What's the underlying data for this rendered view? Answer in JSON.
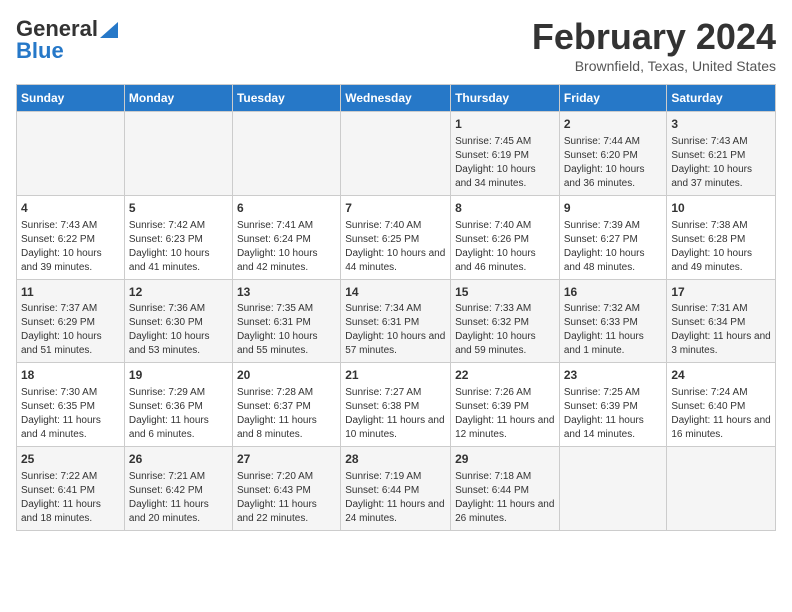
{
  "header": {
    "logo_line1": "General",
    "logo_line2": "Blue",
    "month": "February 2024",
    "location": "Brownfield, Texas, United States"
  },
  "weekdays": [
    "Sunday",
    "Monday",
    "Tuesday",
    "Wednesday",
    "Thursday",
    "Friday",
    "Saturday"
  ],
  "weeks": [
    [
      {
        "day": "",
        "data": ""
      },
      {
        "day": "",
        "data": ""
      },
      {
        "day": "",
        "data": ""
      },
      {
        "day": "",
        "data": ""
      },
      {
        "day": "1",
        "data": "Sunrise: 7:45 AM\nSunset: 6:19 PM\nDaylight: 10 hours and 34 minutes."
      },
      {
        "day": "2",
        "data": "Sunrise: 7:44 AM\nSunset: 6:20 PM\nDaylight: 10 hours and 36 minutes."
      },
      {
        "day": "3",
        "data": "Sunrise: 7:43 AM\nSunset: 6:21 PM\nDaylight: 10 hours and 37 minutes."
      }
    ],
    [
      {
        "day": "4",
        "data": "Sunrise: 7:43 AM\nSunset: 6:22 PM\nDaylight: 10 hours and 39 minutes."
      },
      {
        "day": "5",
        "data": "Sunrise: 7:42 AM\nSunset: 6:23 PM\nDaylight: 10 hours and 41 minutes."
      },
      {
        "day": "6",
        "data": "Sunrise: 7:41 AM\nSunset: 6:24 PM\nDaylight: 10 hours and 42 minutes."
      },
      {
        "day": "7",
        "data": "Sunrise: 7:40 AM\nSunset: 6:25 PM\nDaylight: 10 hours and 44 minutes."
      },
      {
        "day": "8",
        "data": "Sunrise: 7:40 AM\nSunset: 6:26 PM\nDaylight: 10 hours and 46 minutes."
      },
      {
        "day": "9",
        "data": "Sunrise: 7:39 AM\nSunset: 6:27 PM\nDaylight: 10 hours and 48 minutes."
      },
      {
        "day": "10",
        "data": "Sunrise: 7:38 AM\nSunset: 6:28 PM\nDaylight: 10 hours and 49 minutes."
      }
    ],
    [
      {
        "day": "11",
        "data": "Sunrise: 7:37 AM\nSunset: 6:29 PM\nDaylight: 10 hours and 51 minutes."
      },
      {
        "day": "12",
        "data": "Sunrise: 7:36 AM\nSunset: 6:30 PM\nDaylight: 10 hours and 53 minutes."
      },
      {
        "day": "13",
        "data": "Sunrise: 7:35 AM\nSunset: 6:31 PM\nDaylight: 10 hours and 55 minutes."
      },
      {
        "day": "14",
        "data": "Sunrise: 7:34 AM\nSunset: 6:31 PM\nDaylight: 10 hours and 57 minutes."
      },
      {
        "day": "15",
        "data": "Sunrise: 7:33 AM\nSunset: 6:32 PM\nDaylight: 10 hours and 59 minutes."
      },
      {
        "day": "16",
        "data": "Sunrise: 7:32 AM\nSunset: 6:33 PM\nDaylight: 11 hours and 1 minute."
      },
      {
        "day": "17",
        "data": "Sunrise: 7:31 AM\nSunset: 6:34 PM\nDaylight: 11 hours and 3 minutes."
      }
    ],
    [
      {
        "day": "18",
        "data": "Sunrise: 7:30 AM\nSunset: 6:35 PM\nDaylight: 11 hours and 4 minutes."
      },
      {
        "day": "19",
        "data": "Sunrise: 7:29 AM\nSunset: 6:36 PM\nDaylight: 11 hours and 6 minutes."
      },
      {
        "day": "20",
        "data": "Sunrise: 7:28 AM\nSunset: 6:37 PM\nDaylight: 11 hours and 8 minutes."
      },
      {
        "day": "21",
        "data": "Sunrise: 7:27 AM\nSunset: 6:38 PM\nDaylight: 11 hours and 10 minutes."
      },
      {
        "day": "22",
        "data": "Sunrise: 7:26 AM\nSunset: 6:39 PM\nDaylight: 11 hours and 12 minutes."
      },
      {
        "day": "23",
        "data": "Sunrise: 7:25 AM\nSunset: 6:39 PM\nDaylight: 11 hours and 14 minutes."
      },
      {
        "day": "24",
        "data": "Sunrise: 7:24 AM\nSunset: 6:40 PM\nDaylight: 11 hours and 16 minutes."
      }
    ],
    [
      {
        "day": "25",
        "data": "Sunrise: 7:22 AM\nSunset: 6:41 PM\nDaylight: 11 hours and 18 minutes."
      },
      {
        "day": "26",
        "data": "Sunrise: 7:21 AM\nSunset: 6:42 PM\nDaylight: 11 hours and 20 minutes."
      },
      {
        "day": "27",
        "data": "Sunrise: 7:20 AM\nSunset: 6:43 PM\nDaylight: 11 hours and 22 minutes."
      },
      {
        "day": "28",
        "data": "Sunrise: 7:19 AM\nSunset: 6:44 PM\nDaylight: 11 hours and 24 minutes."
      },
      {
        "day": "29",
        "data": "Sunrise: 7:18 AM\nSunset: 6:44 PM\nDaylight: 11 hours and 26 minutes."
      },
      {
        "day": "",
        "data": ""
      },
      {
        "day": "",
        "data": ""
      }
    ]
  ]
}
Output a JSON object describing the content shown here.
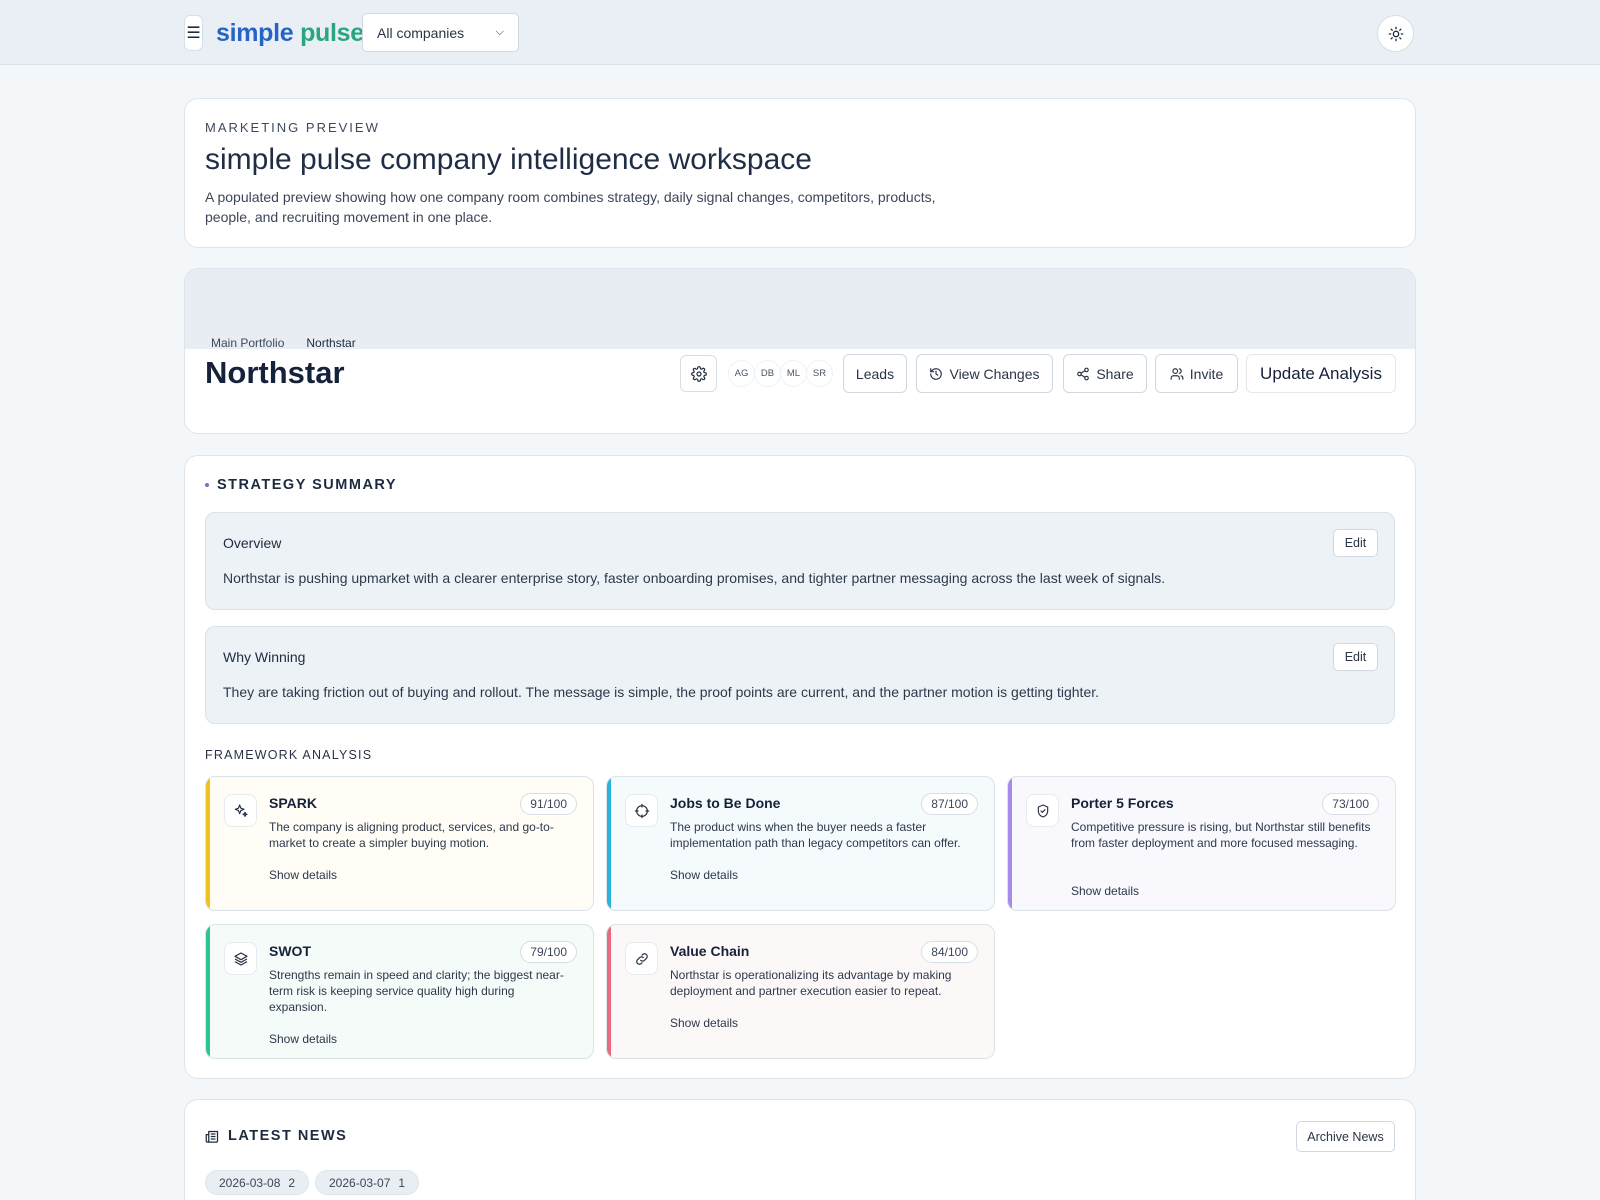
{
  "topbar": {
    "menu_icon": "hamburger-icon",
    "logo_part1": "simple",
    "logo_part2": "pulse",
    "company_select": "All companies",
    "theme_icon": "sun-icon"
  },
  "hero": {
    "eyebrow": "MARKETING PREVIEW",
    "title": "simple pulse company intelligence workspace",
    "description": "A populated preview showing how one company room combines strategy, daily signal changes, competitors, products, people, and recruiting movement in one place."
  },
  "company": {
    "breadcrumb": [
      "Main Portfolio",
      "Northstar"
    ],
    "name": "Northstar",
    "avatars": [
      "AG",
      "DB",
      "ML",
      "SR"
    ],
    "buttons": {
      "leads": "Leads",
      "view_changes": "View Changes",
      "share": "Share",
      "invite": "Invite",
      "update": "Update Analysis"
    }
  },
  "strategy": {
    "title": "STRATEGY SUMMARY",
    "overview": {
      "label": "Overview",
      "text": "Northstar is pushing upmarket with a clearer enterprise story, faster onboarding promises, and tighter partner messaging across the last week of signals.",
      "edit": "Edit"
    },
    "why_winning": {
      "label": "Why Winning",
      "text": "They are taking friction out of buying and rollout. The message is simple, the proof points are current, and the partner motion is getting tighter.",
      "edit": "Edit"
    },
    "framework_heading": "FRAMEWORK ANALYSIS",
    "frameworks": [
      {
        "name": "SPARK",
        "score": "91/100",
        "desc": "The company is aligning product, services, and go-to-market to create a simpler buying motion.",
        "link": "Show details",
        "icon": "sparkle-icon",
        "color": "#f2c21b",
        "bg": "#fffdf6"
      },
      {
        "name": "Jobs to Be Done",
        "score": "87/100",
        "desc": "The product wins when the buyer needs a faster implementation path than legacy competitors can offer.",
        "link": "Show details",
        "icon": "target-icon",
        "color": "#2bb3e0",
        "bg": "#f5fbfd"
      },
      {
        "name": "Porter 5 Forces",
        "score": "73/100",
        "desc": "Competitive pressure is rising, but Northstar still benefits from faster deployment and more focused messaging.",
        "link": "Show details",
        "icon": "shield-icon",
        "color": "#a58bea",
        "bg": "#f8f8fd"
      },
      {
        "name": "SWOT",
        "score": "79/100",
        "desc": "Strengths remain in speed and clarity; the biggest near-term risk is keeping service quality high during expansion.",
        "link": "Show details",
        "icon": "layers-icon",
        "color": "#2ec48f",
        "bg": "#f4fbf8"
      },
      {
        "name": "Value Chain",
        "score": "84/100",
        "desc": "Northstar is operationalizing its advantage by making deployment and partner execution easier to repeat.",
        "link": "Show details",
        "icon": "link-icon",
        "color": "#ea6a84",
        "bg": "#fdf8f8"
      }
    ]
  },
  "news": {
    "title": "LATEST NEWS",
    "archive": "Archive News",
    "dates": [
      {
        "date": "2026-03-08",
        "count": "2"
      },
      {
        "date": "2026-03-07",
        "count": "1"
      }
    ]
  }
}
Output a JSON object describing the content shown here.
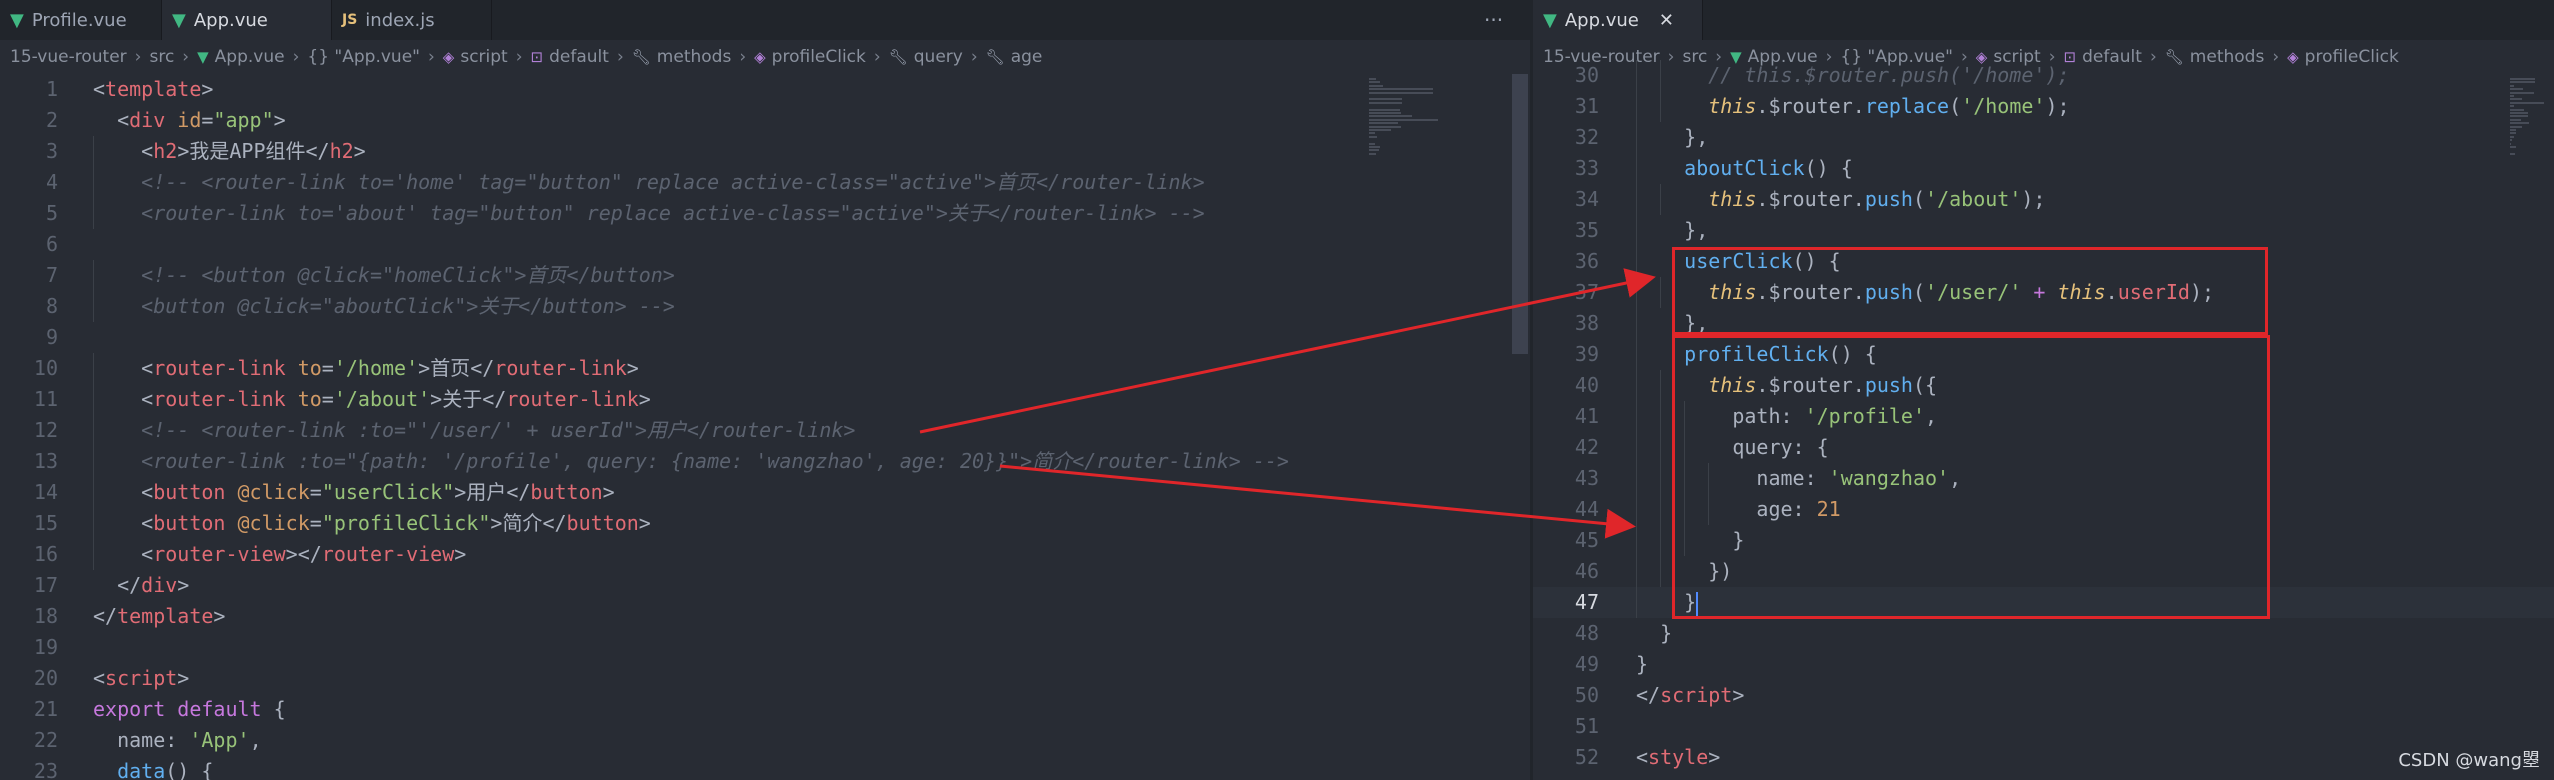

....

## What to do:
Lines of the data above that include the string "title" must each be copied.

## Response to this exercise:
    "title": "simple pulse company intelligence workspace",
    "title": "STRATEGY SUMMARY",
    "title": "LATEST NEWS",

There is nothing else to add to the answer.